Imagine we could turn our lives back to exactly one moment and, once inside that instant, make a different choice. From that point, life would play out as it already has with just that small tweak. Where would we be?
My first idea for this superpower took me back to age 16, to the day I cheated at Canasta, a family favorite card game. Of all the mistakes I’ve made, things I’ve regretted saying or leaving unsaid, and opportunities missed, I’ve found it incredibly difficult to forgive myself for this.
I was playing with my Grandmother and, not for the first time, hid some aces and wildcards under my leg when it was my turn to deal. Naturally I spirited these back into play, winning handily. It wasn’t so much the glory of winning I was after, but the satisfaction of getting really good hands.
I didn’t know it at the time, but this happened to be the last time we played.
Just weeks later, my Grandmother died suddenly of a massive heart attack. She was gone. Of course I was filled with all kinds of grief and worry. But one fact became clear: I had cheated her and could never make it right.
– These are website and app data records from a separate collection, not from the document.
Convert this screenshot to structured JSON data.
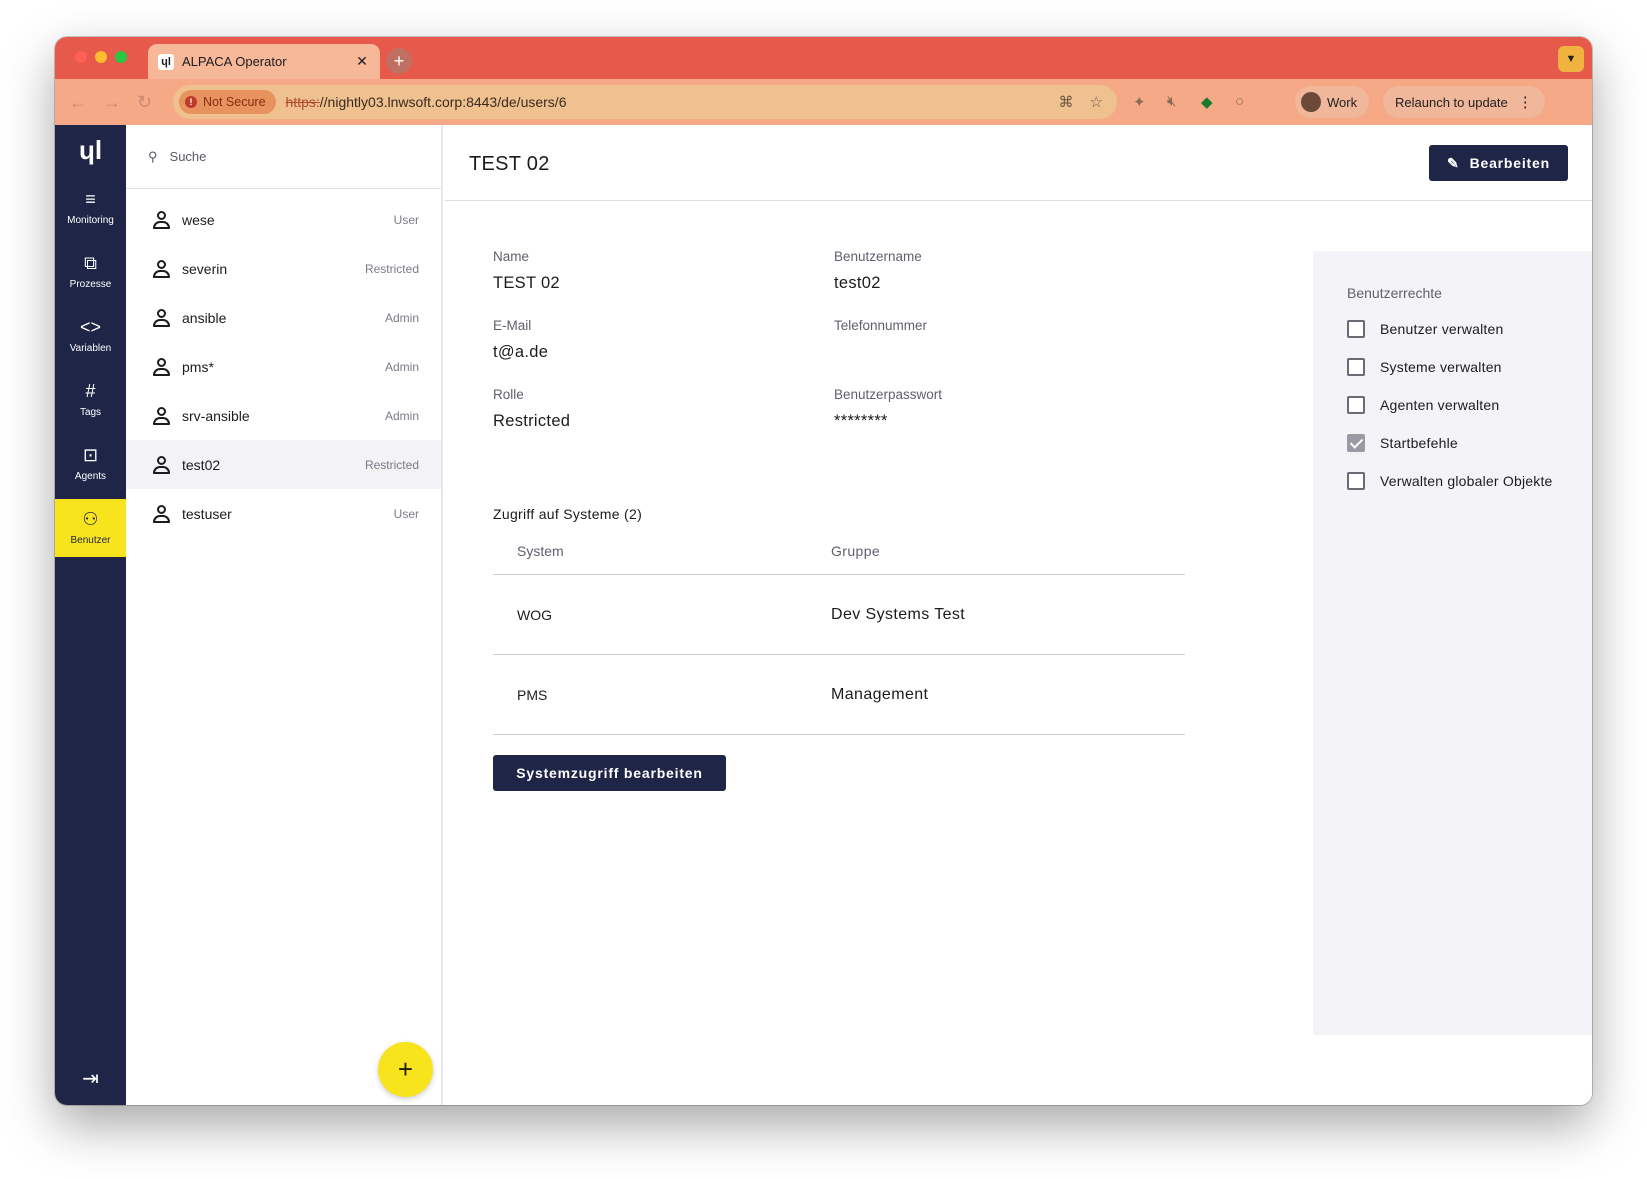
{
  "browser": {
    "tab_title": "ALPACA Operator",
    "tab_favicon": "ɥl",
    "security_label": "Not Secure",
    "url_scheme": "https:",
    "url_rest": "//nightly03.lnwsoft.corp:8443/de/users/6",
    "profile_name": "Work",
    "relaunch_label": "Relaunch to update",
    "icons": [
      "back-icon",
      "forward-icon",
      "reload-icon",
      "translate-icon",
      "bookmark-star-icon",
      "extension-icon",
      "mute-icon",
      "extension-green-icon"
    ]
  },
  "rail": {
    "logo": "ɥl",
    "items": [
      {
        "label": "Monitoring",
        "icon": "≡"
      },
      {
        "label": "Prozesse",
        "icon": "⧉"
      },
      {
        "label": "Variablen",
        "icon": "<>"
      },
      {
        "label": "Tags",
        "icon": "#"
      },
      {
        "label": "Agents",
        "icon": "⊡"
      },
      {
        "label": "Benutzer",
        "icon": "⚇"
      }
    ],
    "logout_icon": "⇥",
    "active": "Benutzer"
  },
  "list": {
    "search_placeholder": "Suche",
    "users": [
      {
        "name": "wese",
        "role": "User"
      },
      {
        "name": "severin",
        "role": "Restricted"
      },
      {
        "name": "ansible",
        "role": "Admin"
      },
      {
        "name": "pms*",
        "role": "Admin"
      },
      {
        "name": "srv-ansible",
        "role": "Admin"
      },
      {
        "name": "test02",
        "role": "Restricted"
      },
      {
        "name": "testuser",
        "role": "User"
      }
    ],
    "selected": "test02",
    "fab_label": "+"
  },
  "detail": {
    "title": "TEST 02",
    "edit_label": "Bearbeiten",
    "fields": {
      "name_label": "Name",
      "name_value": "TEST 02",
      "username_label": "Benutzername",
      "username_value": "test02",
      "email_label": "E-Mail",
      "email_value": "t@a.de",
      "phone_label": "Telefonnummer",
      "phone_value": "",
      "role_label": "Rolle",
      "role_value": "Restricted",
      "password_label": "Benutzerpasswort",
      "password_value": "********"
    },
    "systems_title": "Zugriff auf Systeme (2)",
    "systems_header": {
      "system": "System",
      "group": "Gruppe"
    },
    "systems": [
      {
        "system": "WOG",
        "group": "Dev Systems Test"
      },
      {
        "system": "PMS",
        "group": "Management"
      }
    ],
    "systems_edit_label": "Systemzugriff bearbeiten",
    "rights_title": "Benutzerrechte",
    "rights": [
      {
        "label": "Benutzer verwalten",
        "checked": false
      },
      {
        "label": "Systeme verwalten",
        "checked": false
      },
      {
        "label": "Agenten verwalten",
        "checked": false
      },
      {
        "label": "Startbefehle",
        "checked": true
      },
      {
        "label": "Verwalten globaler Objekte",
        "checked": false
      }
    ]
  },
  "colors": {
    "rail_bg": "#1f2547",
    "accent_yellow": "#f7e41c",
    "tabbar": "#e7594a",
    "toolbar": "#f6a986"
  }
}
The evening after the funeral, I locked myself in my room, obsessively playing “Landslide” over hiccup tears, inconsolable over the loss and, not so incidentally, my bad behavior. Writing this, I still feel bad.
Because that sneaky card play leads my personal haunts-me parade, I’ve given it some real soul-searching over the years. Looking back, I have no doubt my Grandmother knew. After all, who watches someone so spectacularly win at a card game and not wonder at the odds-crushing success? My Grandmother continued the game despite my devious manipulation, leaving me with an important realization: She was playing with the single goal of spending time together. She didn’t need to win, moralize, teach me a lesson, or in any way dominate the situation. She just wanted to connect to a rebellious teenage granddaughter as best she could.
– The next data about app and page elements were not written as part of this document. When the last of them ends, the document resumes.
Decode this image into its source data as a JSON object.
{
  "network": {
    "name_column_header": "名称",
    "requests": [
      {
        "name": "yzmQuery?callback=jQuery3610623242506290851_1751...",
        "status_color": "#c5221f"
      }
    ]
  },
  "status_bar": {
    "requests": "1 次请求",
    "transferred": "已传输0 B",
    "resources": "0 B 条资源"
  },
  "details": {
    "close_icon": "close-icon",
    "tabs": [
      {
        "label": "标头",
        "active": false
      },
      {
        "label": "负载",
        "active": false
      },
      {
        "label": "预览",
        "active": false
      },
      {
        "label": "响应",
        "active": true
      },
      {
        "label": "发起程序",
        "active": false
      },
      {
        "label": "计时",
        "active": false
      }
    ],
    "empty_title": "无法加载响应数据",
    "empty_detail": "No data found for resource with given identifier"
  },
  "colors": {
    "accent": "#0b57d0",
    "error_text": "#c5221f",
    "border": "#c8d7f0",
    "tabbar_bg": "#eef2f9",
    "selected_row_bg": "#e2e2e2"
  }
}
This understanding humbles me beyond words. It is a lesson in love. Through it, I can see my imperfection was no barrier. Where other adults in my life would have shamed me, ending the game in indignation, she did not. Maybe she didn’t see it as her role to discipline me, or perhaps she wisely understood in time my card-playing moral compass would come into alignment.
So would I change that moment if I could? Surely I’d have moved through life without that particular guilt and likely would have forgotten that Canasta game these 40 years later. But it seems I’d be trading the small comfort of one less regret for a never-knowing of a much more important idea: my Grandmother’s unconditional love.
Ultimately this story was about her choice, not mine, and my unease has birthed a hard-won, and deeply important insight. For me, it’s a knowing that has solaced me when I’ve needed it most. I was being a jerk. She was loving me anyway.
No, I wouldn’t change that moment, not for the world. These flashbulb memories in our lives, the spots where we land to ponder the what-ifs, are merely pond pebbles forming rings traveling in so many directions. It’s hard to say when the momentary fix may have stolen so much more richness down the line. It may well be the goal is to embrace the mistake, trade the regret for gratitude for lessons learned. Something I think I should practice.